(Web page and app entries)

········

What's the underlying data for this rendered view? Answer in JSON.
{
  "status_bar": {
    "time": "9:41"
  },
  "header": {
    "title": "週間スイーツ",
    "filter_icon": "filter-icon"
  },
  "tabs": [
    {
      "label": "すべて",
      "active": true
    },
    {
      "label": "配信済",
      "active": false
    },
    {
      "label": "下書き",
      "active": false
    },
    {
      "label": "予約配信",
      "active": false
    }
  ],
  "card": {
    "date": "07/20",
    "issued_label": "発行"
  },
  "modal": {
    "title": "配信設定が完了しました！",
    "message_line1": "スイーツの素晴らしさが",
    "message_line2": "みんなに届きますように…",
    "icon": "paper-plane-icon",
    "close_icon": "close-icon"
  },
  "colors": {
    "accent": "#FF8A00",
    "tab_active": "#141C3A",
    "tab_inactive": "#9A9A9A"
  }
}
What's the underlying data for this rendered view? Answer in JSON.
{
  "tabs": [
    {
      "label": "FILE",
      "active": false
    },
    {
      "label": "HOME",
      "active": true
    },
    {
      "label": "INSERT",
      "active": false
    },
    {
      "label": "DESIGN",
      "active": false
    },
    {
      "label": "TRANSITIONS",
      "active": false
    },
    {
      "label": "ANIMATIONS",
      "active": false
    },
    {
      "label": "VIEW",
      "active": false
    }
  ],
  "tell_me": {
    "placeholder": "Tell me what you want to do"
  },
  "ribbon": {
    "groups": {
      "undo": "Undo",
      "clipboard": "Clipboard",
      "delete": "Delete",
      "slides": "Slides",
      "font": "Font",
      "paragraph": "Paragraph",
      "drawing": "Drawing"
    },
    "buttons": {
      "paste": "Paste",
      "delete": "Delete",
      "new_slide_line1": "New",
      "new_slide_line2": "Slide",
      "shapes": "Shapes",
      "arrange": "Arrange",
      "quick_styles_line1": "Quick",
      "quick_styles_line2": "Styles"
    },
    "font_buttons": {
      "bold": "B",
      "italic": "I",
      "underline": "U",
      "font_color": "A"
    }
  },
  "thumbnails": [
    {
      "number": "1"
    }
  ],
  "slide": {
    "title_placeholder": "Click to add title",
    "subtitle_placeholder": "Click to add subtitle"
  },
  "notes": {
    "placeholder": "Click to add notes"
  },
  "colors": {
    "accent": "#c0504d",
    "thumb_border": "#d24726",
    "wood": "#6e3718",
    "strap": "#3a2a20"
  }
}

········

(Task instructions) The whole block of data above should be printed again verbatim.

(Reply)
What's the underlying data for this rendered view? Answer in JSON.
{
  "status_bar": {
    "time": "9:41"
  },
  "header": {
    "title": "週間スイーツ",
    "filter_icon": "filter-icon"
  },
  "tabs": [
    {
      "label": "すべて",
      "active": true
    },
    {
      "label": "配信済",
      "active": false
    },
    {
      "label": "下書き",
      "active": false
    },
    {
      "label": "予約配信",
      "active": false
    }
  ],
  "card": {
    "date": "07/20",
    "issued_label": "発行"
  },
  "modal": {
    "title": "配信設定が完了しました！",
    "message_line1": "スイーツの素晴らしさが",
    "message_line2": "みんなに届きますように…",
    "icon": "paper-plane-icon",
    "close_icon": "close-icon"
  },
  "colors": {
    "accent": "#FF8A00",
    "tab_active": "#141C3A",
    "tab_inactive": "#9A9A9A"
  }
}
What's the underlying data for this rendered view? Answer in JSON.
{
  "tabs": [
    {
      "label": "FILE",
      "active": false
    },
    {
      "label": "HOME",
      "active": true
    },
    {
      "label": "INSERT",
      "active": false
    },
    {
      "label": "DESIGN",
      "active": false
    },
    {
      "label": "TRANSITIONS",
      "active": false
    },
    {
      "label": "ANIMATIONS",
      "active": false
    },
    {
      "label": "VIEW",
      "active": false
    }
  ],
  "tell_me": {
    "placeholder": "Tell me what you want to do"
  },
  "ribbon": {
    "groups": {
      "undo": "Undo",
      "clipboard": "Clipboard",
      "delete": "Delete",
      "slides": "Slides",
      "font": "Font",
      "paragraph": "Paragraph",
      "drawing": "Drawing"
    },
    "buttons": {
      "paste": "Paste",
      "delete": "Delete",
      "new_slide_line1": "New",
      "new_slide_line2": "Slide",
      "shapes": "Shapes",
      "arrange": "Arrange",
      "quick_styles_line1": "Quick",
      "quick_styles_line2": "Styles"
    },
    "font_buttons": {
      "bold": "B",
      "italic": "I",
      "underline": "U",
      "font_color": "A"
    }
  },
  "thumbnails": [
    {
      "number": "1"
    }
  ],
  "slide": {
    "title_placeholder": "Click to add title",
    "subtitle_placeholder": "Click to add subtitle"
  },
  "notes": {
    "placeholder": "Click to add notes"
  },
  "colors": {
    "accent": "#c0504d",
    "thumb_border": "#d24726",
    "wood": "#6e3718",
    "strap": "#3a2a20"
  }
}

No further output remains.